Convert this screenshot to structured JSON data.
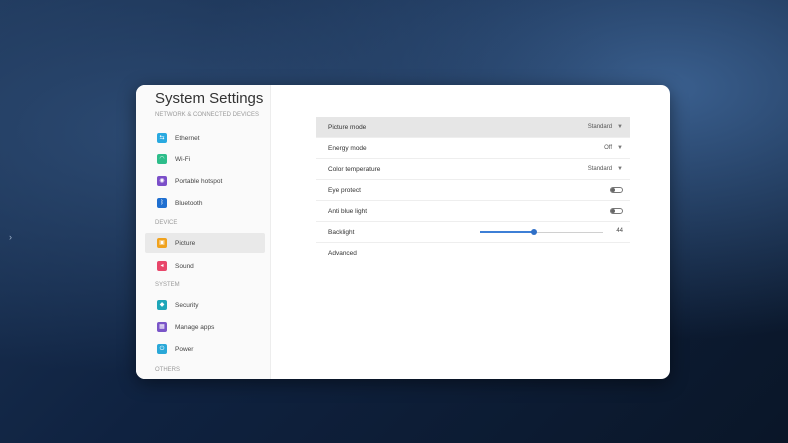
{
  "app": {
    "title": "System Settings"
  },
  "sidebar": {
    "sections": [
      {
        "header": "NETWORK & CONNECTED DEVICES"
      },
      {
        "header": "DEVICE"
      },
      {
        "header": "SYSTEM"
      },
      {
        "header": "OTHERS"
      }
    ],
    "items": [
      {
        "label": "Ethernet",
        "icon": "ethernet-icon",
        "color": "#29a9e0"
      },
      {
        "label": "Wi-Fi",
        "icon": "wifi-icon",
        "color": "#2dbd8a"
      },
      {
        "label": "Portable hotspot",
        "icon": "hotspot-icon",
        "color": "#7b4fc9"
      },
      {
        "label": "Bluetooth",
        "icon": "bluetooth-icon",
        "color": "#1f6fd0"
      },
      {
        "label": "Picture",
        "icon": "picture-icon",
        "color": "#f0a21e"
      },
      {
        "label": "Sound",
        "icon": "sound-icon",
        "color": "#e8466a"
      },
      {
        "label": "Security",
        "icon": "shield-icon",
        "color": "#1ea6b8"
      },
      {
        "label": "Manage apps",
        "icon": "apps-icon",
        "color": "#7a55c8"
      },
      {
        "label": "Power",
        "icon": "power-icon",
        "color": "#2aa8d8"
      }
    ]
  },
  "picture": {
    "rows": [
      {
        "label": "Picture mode",
        "value": "Standard"
      },
      {
        "label": "Energy mode",
        "value": "Off"
      },
      {
        "label": "Color temperature",
        "value": "Standard"
      },
      {
        "label": "Eye protect",
        "toggle": false
      },
      {
        "label": "Anti blue light",
        "toggle": false
      },
      {
        "label": "Backlight",
        "value": "44"
      },
      {
        "label": "Advanced"
      }
    ],
    "backlight_level": 0.44
  }
}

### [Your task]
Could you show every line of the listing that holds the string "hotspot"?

### [Task solution]
        "label": "Portable hotspot",
        "icon": "hotspot-icon",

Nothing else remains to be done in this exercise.